A. I really don’t think I could tell you why, but I am so humbled and appreciative of the tonne of support I have gained over the last year. I’m still just some kid composing in his bedroom, but I’ve got so much to come and so much more to offer. I think some can just see the passion I really have for what I do, there’s not a lot else I enjoy and I am so determined to get myself out there and get my name known In the progressive community. With the amount of ideas and videos I post I think people are just waiting for me to drop a well produced product, which I am happy to say will hopefully be available early next year. It’ll be a well rounded small album that will immediately show the listener what I do and what I am about and I’m beyond excited to get it finished and give back to the number of people who follow me!
Q. Do you have any upcoming plans in the near future? Any projects or anything along those lines?
A. Indeed I do! Recently being sponsored by Crossfade Productions, who are a production and graphic designer company, I am now working closely with them and I am currently recording an EP/small album which so far is going really well. It feels so good to be working with an actual producer this time. Barney Oakley having been producing for many years and having a similar musical background to me I am really happy to have him working on it with me. After this EP is finished I have things lined up such as; live shows, playthrough videos, radio performances, possibly some cool music videos and hopefully some small tours around the UK which have been spoken about briefly with other similar artists. After being asked to tour Europe this year I was very disappointed to have to turn it down having not being ready to do such a thing, but tours will hopefully be a realistic thing once I get this album nailed and finished. I have also recently designed a custom guitar with a Russian company called Posique Guitars. I had EMG kindly send me some 909x’s to try out but unfortunately they wouldn’t fit in my Ibanez. So I discovered Posique and they are now in progress of building me my dream guitar, which the EMG’s will finally get some use for. This custom guitar design has actually been used for my logo created by Crossfade, so I like to think of it as a cool unique little trademark! I will be doing a lot of travelling and finally getting out of my man cave once the album is finished. I’m desperately looking forward to showcasing my music in person to real people.

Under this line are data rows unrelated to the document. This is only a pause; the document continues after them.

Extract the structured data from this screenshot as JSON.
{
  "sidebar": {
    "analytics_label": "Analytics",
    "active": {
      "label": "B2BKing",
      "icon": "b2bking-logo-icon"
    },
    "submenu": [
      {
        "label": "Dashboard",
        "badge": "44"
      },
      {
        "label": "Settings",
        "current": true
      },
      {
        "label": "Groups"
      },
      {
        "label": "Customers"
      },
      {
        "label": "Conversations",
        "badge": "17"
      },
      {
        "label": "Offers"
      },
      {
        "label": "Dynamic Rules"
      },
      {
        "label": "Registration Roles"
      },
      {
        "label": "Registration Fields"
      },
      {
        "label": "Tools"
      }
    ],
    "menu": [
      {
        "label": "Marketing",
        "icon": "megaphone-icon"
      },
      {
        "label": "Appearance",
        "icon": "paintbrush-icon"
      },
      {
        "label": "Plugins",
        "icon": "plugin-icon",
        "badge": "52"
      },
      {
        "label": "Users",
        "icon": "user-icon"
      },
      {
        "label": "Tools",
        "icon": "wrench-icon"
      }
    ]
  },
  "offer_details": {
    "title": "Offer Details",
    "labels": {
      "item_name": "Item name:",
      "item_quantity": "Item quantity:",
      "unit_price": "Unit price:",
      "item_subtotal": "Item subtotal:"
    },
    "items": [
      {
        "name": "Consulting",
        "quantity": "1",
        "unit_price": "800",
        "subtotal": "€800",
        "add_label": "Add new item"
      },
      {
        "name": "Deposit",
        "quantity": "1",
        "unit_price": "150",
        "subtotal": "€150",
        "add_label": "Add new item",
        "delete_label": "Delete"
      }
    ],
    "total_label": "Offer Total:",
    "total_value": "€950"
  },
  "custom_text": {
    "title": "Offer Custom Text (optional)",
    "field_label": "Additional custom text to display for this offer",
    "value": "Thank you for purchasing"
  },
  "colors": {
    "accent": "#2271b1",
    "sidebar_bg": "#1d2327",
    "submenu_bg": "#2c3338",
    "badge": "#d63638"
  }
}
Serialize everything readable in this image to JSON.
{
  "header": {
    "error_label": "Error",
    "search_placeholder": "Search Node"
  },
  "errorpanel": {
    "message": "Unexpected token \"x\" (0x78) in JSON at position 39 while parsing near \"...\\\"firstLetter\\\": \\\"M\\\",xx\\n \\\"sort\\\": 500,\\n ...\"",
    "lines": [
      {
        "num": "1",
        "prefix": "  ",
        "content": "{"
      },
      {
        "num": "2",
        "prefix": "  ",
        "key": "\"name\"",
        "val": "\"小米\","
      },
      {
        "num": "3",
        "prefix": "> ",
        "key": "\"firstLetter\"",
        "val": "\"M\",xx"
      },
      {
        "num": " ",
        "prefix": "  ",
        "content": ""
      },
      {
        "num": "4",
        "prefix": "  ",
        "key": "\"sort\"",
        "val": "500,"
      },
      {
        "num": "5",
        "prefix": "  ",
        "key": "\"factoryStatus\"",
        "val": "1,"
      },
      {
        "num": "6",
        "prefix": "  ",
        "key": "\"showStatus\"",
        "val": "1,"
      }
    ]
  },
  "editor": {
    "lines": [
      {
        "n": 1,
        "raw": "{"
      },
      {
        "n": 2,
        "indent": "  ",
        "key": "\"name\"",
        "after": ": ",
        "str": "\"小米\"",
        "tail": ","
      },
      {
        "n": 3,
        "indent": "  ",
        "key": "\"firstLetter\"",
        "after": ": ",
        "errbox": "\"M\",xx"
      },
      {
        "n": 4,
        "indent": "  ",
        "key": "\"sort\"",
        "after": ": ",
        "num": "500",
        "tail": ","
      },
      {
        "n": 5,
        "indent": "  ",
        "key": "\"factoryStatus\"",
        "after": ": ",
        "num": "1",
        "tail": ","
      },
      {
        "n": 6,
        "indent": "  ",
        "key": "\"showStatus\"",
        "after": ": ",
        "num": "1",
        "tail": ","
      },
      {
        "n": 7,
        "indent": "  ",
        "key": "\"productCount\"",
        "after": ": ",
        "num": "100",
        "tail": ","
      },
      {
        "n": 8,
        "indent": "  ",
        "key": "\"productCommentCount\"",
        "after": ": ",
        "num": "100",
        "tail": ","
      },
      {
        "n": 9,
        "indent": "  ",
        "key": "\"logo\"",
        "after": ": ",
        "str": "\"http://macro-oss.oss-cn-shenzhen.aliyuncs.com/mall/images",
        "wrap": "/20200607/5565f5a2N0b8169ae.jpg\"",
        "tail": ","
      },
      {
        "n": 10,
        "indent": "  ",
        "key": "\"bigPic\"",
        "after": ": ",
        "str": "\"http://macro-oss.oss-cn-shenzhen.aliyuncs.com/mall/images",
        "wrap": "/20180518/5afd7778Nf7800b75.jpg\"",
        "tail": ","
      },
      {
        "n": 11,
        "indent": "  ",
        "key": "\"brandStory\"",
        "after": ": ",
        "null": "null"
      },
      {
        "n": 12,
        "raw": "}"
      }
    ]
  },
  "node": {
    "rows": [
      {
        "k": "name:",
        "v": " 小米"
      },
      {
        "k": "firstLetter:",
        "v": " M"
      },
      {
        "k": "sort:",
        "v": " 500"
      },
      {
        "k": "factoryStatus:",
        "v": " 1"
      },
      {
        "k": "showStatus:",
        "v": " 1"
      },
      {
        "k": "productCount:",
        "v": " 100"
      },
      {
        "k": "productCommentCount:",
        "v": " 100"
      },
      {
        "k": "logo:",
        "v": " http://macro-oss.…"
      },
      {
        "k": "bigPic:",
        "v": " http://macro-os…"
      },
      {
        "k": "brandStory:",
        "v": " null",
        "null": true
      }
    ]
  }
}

Q. Do you have any advice for young prog instrumentalists trying to find their footing in the industry?
A. Set yourself a motivational goal. A goal that’s not too big or too small, one that is achievable and drives you to want to keep on doing what you’re doing and don’t stop until you’ve achieved it. Motivation is the biggest key along with consistency. The prog industry isn’t really huge and there’s only a certain distance you can go with it, but keep being consistent with your material and be as active as you can and interact with as many people as you can on social media sites or at live events. Making contacts is very important and can lead to greater things! I’m only just about getting my footing in the industry myself, having had slight attention off of companies such as EMG and Ibanez, right now I still have a long way to go but motivation is what really drives me.
Q. What was the last song you listened to and did you enjoy it?
A. The last song I listened to from this very moment was Tron Cat by Tyler, The Creator. Yes I enjoyed it, I love his extremely dark lyrics, there are some major dark parts especially in this track but i’m a big fan of that. I Just really dig the whole dark atmosphere of the track itself.
So there we have it! We want you all to send some love over to Dan on his social medias as it has been an absolute pleasure working with this guy. He’s so polite and attentive to detail, and he’s so enthusiastic about his craft. Also, he’s the first prog interview we’ve had on the site! That has to count for something eh? But anyways, back on to the point, it was a pleasure getting this segment together and we can only hope for more great stuff in the future!